Robert Werner was hired as Libra’s very first CLO just a few months ago, but explained to Bloomberg Law that the role “wasn’t the right fit” as it would have required him to give up his place on the board of directors for Deutsche Bank Trust and Deutsche Bank Trust Co. Americas.
Steve Bunnell joins Libra directly from O’Melveny & Meyers, where he was a partner and co-chaired its Data Security and Privacy Practice. Prior to that, he was GC for the US Department of Homeland Security for four years and also served as chief of the Criminal Division of the US Attorney's Office for the District of Columbia.
Bunnell’s experience advising blockchain industry clients on regulatory and government enforcement matters will be much needed at Libra. The association, evolving membership of which includes Facebook, Lyft and Uber, announced “Libra 2.0” in April after strong regulatory pushback against its initial aim to create a floating digital currency. In response to concerns the original incarnation could interfere with monetary sovereignty, Libra now aims to launch a series of single currency stablecoins, each backed by a government currency, of which its multi-currency coin will be a “digital composite”.
Libra also scrapped its plans for a “permission-less” open source block chain system after critics argued it left the network vulnerable to criminal activity. However, it maintains that it’s possible to build a network with the “key economic properties” of a permission-less system and “the robust due diligence of its members and validators that it is inherent to a permissioned system.” It remains to be seen if it can achieve that with Bunnell at the helm.

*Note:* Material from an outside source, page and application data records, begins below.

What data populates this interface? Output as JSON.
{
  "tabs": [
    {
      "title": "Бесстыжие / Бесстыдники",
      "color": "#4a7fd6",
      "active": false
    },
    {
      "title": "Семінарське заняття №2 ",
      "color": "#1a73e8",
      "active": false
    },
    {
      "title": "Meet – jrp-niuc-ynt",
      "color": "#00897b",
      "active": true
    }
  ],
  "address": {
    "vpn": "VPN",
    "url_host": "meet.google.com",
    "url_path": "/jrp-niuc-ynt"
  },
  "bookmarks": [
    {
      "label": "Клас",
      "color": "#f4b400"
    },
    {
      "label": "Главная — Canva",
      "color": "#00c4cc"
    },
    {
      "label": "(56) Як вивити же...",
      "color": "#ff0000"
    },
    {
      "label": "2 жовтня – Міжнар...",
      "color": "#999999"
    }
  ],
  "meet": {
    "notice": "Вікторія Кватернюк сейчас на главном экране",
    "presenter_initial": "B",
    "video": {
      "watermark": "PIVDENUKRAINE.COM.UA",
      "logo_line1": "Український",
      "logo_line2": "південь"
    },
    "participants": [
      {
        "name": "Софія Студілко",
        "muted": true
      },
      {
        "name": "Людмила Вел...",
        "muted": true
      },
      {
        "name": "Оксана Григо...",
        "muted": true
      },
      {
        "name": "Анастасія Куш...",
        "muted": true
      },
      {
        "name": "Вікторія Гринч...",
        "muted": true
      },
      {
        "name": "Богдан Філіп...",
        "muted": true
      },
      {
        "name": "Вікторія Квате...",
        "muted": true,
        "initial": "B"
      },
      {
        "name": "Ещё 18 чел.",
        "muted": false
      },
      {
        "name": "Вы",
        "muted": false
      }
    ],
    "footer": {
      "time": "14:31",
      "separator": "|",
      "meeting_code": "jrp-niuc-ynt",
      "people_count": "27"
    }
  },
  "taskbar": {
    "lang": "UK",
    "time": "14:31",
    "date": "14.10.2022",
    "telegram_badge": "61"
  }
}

Commenting on the move, he said: “I look forward to contributing to the important work of developing a new global payment system that will safely provide enhanced efficiency and transparency, and promote greater financial inclusion for unbanked and underbanked people.”